» **WORK TO COMPLETE**
Using the data beneath, show every line that includes the word "name".
━━ SUPPLIED RECORDS ━━
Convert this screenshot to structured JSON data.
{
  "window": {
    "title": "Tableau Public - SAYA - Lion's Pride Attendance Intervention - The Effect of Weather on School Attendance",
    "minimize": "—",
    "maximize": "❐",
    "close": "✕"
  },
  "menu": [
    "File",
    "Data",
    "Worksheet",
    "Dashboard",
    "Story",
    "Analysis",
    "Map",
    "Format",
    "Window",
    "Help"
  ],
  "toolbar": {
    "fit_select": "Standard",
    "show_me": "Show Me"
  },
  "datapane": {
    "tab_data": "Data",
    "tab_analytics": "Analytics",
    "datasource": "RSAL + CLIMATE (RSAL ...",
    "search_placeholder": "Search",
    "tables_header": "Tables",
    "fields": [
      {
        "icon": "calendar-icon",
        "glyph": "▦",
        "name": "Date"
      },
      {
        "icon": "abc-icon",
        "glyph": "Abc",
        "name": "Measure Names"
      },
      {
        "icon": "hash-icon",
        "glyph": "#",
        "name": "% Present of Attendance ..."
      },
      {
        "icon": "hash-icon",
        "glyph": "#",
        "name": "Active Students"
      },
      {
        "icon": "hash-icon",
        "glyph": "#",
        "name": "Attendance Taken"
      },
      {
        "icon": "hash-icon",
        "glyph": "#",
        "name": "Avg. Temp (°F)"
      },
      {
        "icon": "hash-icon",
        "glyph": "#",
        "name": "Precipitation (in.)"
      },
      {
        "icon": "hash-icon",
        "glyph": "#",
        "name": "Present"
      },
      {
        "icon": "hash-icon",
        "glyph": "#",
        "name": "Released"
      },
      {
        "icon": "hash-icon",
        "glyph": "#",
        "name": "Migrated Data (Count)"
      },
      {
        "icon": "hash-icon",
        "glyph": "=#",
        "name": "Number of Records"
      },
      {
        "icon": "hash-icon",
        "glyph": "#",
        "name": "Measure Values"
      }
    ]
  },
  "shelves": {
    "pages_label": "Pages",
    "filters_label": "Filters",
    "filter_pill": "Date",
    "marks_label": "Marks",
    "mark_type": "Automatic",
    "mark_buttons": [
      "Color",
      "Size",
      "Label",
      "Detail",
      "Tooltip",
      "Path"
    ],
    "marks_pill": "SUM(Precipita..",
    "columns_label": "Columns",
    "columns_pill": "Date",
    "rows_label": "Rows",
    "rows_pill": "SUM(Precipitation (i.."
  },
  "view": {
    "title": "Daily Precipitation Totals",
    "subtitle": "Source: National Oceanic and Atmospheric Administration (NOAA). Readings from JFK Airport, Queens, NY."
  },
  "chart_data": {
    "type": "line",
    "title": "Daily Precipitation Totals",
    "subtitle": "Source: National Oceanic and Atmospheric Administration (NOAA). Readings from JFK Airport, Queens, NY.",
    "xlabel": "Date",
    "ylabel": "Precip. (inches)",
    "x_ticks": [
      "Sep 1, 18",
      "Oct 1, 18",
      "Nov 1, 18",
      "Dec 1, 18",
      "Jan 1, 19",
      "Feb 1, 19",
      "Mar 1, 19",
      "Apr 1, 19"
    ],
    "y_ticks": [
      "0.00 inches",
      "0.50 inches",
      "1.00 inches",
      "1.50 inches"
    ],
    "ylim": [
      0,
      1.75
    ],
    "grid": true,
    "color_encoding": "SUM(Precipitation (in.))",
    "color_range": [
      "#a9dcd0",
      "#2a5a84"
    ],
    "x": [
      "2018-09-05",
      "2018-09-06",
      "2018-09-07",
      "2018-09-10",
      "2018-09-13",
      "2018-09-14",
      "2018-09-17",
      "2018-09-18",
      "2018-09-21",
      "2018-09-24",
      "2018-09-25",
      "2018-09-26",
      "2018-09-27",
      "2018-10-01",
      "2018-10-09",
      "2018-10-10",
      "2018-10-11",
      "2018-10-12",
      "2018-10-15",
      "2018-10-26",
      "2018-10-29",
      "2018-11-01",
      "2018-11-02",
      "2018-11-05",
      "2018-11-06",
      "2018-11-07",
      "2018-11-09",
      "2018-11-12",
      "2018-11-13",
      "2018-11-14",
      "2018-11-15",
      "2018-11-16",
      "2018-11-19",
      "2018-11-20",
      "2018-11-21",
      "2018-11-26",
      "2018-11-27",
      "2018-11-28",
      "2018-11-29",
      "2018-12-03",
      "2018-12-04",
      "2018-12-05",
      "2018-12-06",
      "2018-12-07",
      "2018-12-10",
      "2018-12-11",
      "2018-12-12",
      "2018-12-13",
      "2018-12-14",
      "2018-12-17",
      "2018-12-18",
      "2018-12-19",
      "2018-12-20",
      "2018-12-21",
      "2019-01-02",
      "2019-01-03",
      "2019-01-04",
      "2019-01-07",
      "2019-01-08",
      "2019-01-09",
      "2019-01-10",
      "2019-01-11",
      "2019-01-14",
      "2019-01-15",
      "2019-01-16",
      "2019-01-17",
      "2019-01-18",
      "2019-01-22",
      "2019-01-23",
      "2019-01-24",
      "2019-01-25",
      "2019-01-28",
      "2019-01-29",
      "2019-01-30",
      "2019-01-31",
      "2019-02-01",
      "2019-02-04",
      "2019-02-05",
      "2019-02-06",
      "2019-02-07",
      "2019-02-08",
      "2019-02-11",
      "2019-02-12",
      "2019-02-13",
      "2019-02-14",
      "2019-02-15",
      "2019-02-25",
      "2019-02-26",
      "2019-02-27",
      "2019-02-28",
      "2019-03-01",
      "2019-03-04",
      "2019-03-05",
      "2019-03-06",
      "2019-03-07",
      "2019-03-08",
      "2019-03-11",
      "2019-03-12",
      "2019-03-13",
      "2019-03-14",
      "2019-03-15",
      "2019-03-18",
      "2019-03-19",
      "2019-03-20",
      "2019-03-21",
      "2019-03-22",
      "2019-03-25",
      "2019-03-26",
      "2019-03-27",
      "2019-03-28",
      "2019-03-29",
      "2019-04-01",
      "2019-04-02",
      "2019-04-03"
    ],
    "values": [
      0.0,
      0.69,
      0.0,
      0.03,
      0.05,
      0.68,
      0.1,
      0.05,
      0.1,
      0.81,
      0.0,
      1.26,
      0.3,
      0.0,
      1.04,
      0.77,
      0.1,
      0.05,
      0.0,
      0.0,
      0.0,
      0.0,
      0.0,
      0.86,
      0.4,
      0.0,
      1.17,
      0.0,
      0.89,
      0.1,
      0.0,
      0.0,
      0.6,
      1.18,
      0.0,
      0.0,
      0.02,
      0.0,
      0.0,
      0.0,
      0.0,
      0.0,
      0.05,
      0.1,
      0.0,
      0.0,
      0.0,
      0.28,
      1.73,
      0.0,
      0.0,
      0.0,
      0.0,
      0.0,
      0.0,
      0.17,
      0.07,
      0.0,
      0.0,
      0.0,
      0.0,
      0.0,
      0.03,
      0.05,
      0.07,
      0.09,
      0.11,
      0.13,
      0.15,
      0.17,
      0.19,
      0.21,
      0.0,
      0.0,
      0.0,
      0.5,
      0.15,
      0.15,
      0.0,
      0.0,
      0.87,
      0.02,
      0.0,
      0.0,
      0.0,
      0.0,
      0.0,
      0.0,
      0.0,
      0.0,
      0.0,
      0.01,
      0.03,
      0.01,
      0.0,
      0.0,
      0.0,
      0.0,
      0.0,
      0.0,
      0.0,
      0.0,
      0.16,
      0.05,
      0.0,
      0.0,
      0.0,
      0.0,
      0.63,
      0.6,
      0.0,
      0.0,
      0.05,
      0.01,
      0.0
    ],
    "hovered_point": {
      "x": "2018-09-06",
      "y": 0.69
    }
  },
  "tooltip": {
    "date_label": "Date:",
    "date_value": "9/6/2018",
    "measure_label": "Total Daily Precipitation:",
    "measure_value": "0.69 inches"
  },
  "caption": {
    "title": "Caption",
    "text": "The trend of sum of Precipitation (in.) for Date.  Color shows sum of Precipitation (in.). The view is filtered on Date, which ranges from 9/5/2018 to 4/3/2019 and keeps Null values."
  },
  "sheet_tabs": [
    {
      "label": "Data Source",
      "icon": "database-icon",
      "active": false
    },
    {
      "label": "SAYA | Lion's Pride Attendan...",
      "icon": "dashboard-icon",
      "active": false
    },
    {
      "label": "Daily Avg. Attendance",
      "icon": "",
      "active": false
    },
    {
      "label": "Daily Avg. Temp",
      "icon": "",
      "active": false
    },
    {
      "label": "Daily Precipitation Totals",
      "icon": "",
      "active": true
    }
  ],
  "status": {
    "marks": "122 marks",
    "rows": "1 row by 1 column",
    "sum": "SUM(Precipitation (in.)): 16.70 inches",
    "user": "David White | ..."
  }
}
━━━
» **WRITTEN SOLUTION**
        "name": "Date"
        "name": "Measure Names"
        "name": "% Present of Attendance ..."
        "name": "Active Students"
        "name": "Attendance Taken"
        "name": "Avg. Temp (°F)"
        "name": "Precipitation (in.)"
        "name": "Present"
        "name": "Released"
        "name": "Migrated Data (Count)"
        "name": "Number of Records"
        "name": "Measure Values"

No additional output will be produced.